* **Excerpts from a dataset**
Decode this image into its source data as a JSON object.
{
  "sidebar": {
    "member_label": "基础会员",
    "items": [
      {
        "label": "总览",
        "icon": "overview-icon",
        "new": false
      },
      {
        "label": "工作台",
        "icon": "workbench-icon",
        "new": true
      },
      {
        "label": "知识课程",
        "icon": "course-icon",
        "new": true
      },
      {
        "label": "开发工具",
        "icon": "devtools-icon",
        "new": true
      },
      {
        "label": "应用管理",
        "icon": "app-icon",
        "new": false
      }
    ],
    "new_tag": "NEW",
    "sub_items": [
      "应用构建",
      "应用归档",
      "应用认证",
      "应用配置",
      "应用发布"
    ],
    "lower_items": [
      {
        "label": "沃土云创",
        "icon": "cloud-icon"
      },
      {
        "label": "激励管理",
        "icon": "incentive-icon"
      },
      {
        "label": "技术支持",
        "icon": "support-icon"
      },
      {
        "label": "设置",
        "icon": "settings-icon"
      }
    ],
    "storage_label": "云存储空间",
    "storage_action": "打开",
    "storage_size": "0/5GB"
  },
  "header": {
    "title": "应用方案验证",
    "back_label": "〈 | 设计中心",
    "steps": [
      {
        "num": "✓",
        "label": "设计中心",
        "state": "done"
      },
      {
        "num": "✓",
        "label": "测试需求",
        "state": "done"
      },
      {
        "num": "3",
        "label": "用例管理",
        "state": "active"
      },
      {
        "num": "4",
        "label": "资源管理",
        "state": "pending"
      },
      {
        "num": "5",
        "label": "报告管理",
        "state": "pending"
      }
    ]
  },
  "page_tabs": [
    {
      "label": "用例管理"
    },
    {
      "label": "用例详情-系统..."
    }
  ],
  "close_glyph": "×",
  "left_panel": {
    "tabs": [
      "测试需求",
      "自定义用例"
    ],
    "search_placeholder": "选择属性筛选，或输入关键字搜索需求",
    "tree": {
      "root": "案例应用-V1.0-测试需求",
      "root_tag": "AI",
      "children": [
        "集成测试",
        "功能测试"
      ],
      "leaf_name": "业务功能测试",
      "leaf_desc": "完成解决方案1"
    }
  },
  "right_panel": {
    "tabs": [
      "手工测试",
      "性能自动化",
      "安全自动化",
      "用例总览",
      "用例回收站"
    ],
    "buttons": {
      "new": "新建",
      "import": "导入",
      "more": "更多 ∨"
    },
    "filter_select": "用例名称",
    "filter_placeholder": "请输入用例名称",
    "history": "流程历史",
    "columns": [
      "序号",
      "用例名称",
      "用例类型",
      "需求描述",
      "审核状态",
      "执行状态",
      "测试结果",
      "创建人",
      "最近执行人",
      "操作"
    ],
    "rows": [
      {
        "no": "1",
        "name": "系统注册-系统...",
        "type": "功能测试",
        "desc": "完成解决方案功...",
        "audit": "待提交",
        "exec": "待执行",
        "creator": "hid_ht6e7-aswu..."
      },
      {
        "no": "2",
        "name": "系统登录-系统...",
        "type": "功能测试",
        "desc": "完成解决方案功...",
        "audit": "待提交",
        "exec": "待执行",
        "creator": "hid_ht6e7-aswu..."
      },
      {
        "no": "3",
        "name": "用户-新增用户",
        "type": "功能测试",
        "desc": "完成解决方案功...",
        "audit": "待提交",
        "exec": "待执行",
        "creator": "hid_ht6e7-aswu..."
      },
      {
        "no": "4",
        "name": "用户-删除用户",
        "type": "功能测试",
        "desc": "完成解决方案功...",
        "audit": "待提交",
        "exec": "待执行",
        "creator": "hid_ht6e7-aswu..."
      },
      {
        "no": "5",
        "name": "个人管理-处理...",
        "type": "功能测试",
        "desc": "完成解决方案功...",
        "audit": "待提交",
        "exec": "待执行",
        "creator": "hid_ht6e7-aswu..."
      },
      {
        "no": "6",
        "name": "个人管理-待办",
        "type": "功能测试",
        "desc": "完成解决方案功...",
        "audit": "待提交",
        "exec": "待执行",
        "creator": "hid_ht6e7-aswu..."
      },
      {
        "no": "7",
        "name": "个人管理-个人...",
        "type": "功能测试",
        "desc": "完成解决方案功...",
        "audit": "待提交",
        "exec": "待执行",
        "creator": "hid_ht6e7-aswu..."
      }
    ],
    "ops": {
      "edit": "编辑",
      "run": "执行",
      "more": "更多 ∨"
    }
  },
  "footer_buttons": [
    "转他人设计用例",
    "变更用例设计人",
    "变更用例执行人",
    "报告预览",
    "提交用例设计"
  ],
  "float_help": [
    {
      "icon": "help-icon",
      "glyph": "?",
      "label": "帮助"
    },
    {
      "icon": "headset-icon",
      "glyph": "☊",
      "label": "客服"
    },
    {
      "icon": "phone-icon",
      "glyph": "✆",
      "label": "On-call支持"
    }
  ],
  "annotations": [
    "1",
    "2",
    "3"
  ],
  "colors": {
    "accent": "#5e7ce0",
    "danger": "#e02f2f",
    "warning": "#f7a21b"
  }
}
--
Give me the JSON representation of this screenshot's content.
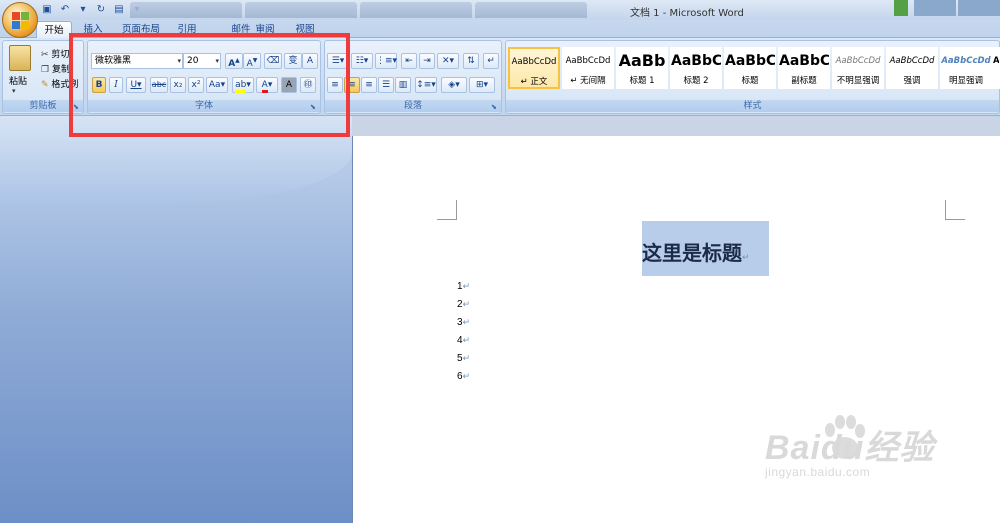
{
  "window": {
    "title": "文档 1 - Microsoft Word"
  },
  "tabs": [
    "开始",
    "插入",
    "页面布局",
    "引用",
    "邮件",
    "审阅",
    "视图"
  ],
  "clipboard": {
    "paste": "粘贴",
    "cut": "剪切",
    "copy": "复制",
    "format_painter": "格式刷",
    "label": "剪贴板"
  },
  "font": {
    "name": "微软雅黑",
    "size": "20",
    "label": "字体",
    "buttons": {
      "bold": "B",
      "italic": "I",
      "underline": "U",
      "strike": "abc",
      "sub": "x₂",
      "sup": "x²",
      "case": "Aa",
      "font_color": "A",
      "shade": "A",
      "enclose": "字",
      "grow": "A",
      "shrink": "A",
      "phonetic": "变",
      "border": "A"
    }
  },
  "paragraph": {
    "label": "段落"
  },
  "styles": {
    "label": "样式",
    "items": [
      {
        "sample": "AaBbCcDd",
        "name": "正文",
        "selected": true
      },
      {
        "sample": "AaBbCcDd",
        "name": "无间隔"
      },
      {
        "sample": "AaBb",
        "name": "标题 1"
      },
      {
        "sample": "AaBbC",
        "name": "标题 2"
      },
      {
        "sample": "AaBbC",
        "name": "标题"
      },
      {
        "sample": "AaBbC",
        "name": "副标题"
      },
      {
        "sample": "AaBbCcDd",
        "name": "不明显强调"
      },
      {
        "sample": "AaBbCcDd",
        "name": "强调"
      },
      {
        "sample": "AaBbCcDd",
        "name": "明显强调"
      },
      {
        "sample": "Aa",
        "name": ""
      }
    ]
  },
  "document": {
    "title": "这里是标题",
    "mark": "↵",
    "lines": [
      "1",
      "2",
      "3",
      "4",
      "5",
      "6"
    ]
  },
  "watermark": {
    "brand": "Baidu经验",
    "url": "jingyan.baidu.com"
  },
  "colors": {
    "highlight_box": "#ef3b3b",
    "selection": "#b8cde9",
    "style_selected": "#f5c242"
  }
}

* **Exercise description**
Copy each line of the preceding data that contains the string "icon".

* **Result of this task**
        "icon": "overview-icon",
        "icon": "workbench-icon",
        "icon": "course-icon",
        "icon": "devtools-icon",
        "icon": "app-icon",
        "icon": "cloud-icon"
        "icon": "incentive-icon"
        "icon": "support-icon"
        "icon": "settings-icon"
      "icon": "help-icon",
      "icon": "headset-icon",
      "icon": "phone-icon",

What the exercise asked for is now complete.